Information provided section start

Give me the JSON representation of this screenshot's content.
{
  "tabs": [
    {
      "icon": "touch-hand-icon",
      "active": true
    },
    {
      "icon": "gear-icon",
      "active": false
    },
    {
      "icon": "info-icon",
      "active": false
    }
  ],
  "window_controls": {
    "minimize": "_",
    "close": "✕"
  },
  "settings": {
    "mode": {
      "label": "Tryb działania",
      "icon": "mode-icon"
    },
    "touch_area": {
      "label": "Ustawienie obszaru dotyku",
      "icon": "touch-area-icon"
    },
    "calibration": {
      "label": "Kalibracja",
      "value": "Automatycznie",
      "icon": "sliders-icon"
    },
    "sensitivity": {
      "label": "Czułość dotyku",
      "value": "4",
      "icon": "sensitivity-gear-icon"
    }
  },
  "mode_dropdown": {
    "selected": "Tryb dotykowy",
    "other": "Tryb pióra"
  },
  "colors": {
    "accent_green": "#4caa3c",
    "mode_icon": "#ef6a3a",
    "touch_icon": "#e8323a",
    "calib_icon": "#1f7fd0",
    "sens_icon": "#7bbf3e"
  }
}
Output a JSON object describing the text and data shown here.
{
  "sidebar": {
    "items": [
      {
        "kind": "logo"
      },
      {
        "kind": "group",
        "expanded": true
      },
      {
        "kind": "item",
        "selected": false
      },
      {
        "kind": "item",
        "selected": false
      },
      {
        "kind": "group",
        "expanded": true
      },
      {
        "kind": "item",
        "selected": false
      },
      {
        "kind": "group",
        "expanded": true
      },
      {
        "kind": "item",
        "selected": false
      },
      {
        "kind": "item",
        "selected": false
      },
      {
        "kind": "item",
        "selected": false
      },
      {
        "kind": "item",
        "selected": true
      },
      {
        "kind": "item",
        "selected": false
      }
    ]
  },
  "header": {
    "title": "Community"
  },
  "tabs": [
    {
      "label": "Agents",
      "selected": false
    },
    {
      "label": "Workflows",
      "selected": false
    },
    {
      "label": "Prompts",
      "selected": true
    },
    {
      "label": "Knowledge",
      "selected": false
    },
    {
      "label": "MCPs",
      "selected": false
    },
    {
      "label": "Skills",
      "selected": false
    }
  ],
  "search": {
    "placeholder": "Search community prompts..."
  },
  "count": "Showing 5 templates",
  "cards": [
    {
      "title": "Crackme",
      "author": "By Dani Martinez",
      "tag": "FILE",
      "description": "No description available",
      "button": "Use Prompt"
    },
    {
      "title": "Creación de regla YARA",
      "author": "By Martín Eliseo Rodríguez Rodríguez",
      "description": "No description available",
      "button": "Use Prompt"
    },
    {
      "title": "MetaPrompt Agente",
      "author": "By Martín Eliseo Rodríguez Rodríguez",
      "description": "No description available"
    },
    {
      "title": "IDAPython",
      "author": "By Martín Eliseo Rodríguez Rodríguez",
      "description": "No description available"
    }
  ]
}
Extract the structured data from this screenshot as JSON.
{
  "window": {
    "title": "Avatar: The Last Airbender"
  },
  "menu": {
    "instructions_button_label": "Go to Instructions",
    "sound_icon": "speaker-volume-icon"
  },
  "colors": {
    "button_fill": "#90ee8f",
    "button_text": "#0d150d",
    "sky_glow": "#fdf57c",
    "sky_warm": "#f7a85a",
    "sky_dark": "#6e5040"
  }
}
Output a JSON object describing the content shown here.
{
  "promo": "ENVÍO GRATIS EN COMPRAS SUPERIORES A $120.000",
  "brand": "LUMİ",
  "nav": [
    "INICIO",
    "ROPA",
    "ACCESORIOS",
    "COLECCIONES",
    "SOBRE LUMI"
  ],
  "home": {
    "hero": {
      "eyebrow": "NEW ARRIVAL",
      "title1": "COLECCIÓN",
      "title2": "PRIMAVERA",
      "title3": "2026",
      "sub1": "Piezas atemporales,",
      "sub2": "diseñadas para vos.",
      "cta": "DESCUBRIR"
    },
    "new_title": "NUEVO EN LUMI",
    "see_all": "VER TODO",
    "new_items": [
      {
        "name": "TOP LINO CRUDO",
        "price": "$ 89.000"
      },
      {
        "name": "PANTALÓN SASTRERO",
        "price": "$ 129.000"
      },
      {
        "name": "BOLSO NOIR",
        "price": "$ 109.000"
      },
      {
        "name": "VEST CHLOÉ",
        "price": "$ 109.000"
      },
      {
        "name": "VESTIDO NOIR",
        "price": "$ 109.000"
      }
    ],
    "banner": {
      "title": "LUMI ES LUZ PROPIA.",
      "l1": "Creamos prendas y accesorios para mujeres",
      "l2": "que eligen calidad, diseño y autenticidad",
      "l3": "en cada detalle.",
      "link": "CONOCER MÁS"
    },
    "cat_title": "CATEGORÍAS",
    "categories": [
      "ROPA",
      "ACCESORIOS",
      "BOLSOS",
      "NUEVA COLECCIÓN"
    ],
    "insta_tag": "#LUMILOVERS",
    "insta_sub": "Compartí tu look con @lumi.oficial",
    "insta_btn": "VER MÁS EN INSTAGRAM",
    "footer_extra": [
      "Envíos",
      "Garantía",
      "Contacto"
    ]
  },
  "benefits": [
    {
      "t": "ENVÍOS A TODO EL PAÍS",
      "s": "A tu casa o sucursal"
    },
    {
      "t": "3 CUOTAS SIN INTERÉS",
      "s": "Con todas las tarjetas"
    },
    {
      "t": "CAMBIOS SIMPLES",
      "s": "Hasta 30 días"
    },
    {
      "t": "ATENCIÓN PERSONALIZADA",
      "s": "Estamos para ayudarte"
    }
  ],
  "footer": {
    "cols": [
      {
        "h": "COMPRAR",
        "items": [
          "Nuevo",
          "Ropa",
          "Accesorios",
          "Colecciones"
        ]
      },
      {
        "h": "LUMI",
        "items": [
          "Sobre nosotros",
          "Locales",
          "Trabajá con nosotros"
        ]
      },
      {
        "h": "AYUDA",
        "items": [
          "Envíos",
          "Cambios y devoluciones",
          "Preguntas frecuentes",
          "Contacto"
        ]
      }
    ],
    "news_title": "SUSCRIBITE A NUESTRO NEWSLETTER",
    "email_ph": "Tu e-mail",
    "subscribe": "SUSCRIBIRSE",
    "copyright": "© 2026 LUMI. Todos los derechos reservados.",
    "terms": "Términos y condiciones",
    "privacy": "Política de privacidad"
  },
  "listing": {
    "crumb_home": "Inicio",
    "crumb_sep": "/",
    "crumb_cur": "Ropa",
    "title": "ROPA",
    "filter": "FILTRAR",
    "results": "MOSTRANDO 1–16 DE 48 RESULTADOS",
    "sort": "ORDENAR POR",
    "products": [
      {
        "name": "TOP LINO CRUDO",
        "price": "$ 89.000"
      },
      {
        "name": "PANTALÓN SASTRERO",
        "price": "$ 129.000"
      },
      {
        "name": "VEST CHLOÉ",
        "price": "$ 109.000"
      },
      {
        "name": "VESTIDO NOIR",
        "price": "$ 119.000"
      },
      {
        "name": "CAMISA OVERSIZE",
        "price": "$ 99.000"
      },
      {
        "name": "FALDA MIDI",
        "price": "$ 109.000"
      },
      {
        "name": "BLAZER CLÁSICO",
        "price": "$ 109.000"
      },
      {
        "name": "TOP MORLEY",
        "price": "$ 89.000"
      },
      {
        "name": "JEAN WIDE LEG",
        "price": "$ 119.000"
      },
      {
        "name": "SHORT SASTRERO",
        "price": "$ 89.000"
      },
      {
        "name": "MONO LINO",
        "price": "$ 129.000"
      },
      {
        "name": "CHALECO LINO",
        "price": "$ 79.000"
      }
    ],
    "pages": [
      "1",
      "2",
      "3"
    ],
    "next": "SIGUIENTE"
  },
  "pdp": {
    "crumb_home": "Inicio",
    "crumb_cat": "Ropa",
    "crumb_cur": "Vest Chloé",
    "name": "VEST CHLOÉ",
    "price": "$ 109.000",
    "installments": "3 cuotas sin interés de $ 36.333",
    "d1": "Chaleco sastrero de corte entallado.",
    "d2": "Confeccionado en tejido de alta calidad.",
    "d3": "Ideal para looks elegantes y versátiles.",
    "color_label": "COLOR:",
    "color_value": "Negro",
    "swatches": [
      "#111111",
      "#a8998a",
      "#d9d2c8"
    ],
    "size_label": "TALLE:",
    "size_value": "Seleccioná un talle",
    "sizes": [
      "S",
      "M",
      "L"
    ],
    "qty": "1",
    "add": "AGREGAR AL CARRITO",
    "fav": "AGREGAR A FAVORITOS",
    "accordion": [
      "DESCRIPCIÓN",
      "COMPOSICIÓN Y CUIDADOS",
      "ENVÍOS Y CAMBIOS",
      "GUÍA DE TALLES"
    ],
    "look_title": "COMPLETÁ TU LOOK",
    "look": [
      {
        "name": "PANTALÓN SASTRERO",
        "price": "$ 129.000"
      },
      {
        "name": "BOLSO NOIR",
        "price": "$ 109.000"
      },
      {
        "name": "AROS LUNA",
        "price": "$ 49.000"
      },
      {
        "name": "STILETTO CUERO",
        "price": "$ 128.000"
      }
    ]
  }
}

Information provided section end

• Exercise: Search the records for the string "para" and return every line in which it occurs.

• Answer space:
      "sub2": "diseñadas para vos.",
      "l1": "Creamos prendas y accesorios para mujeres",
      "s": "Estamos para ayudarte"
    "d3": "Ideal para looks elegantes y versátiles.",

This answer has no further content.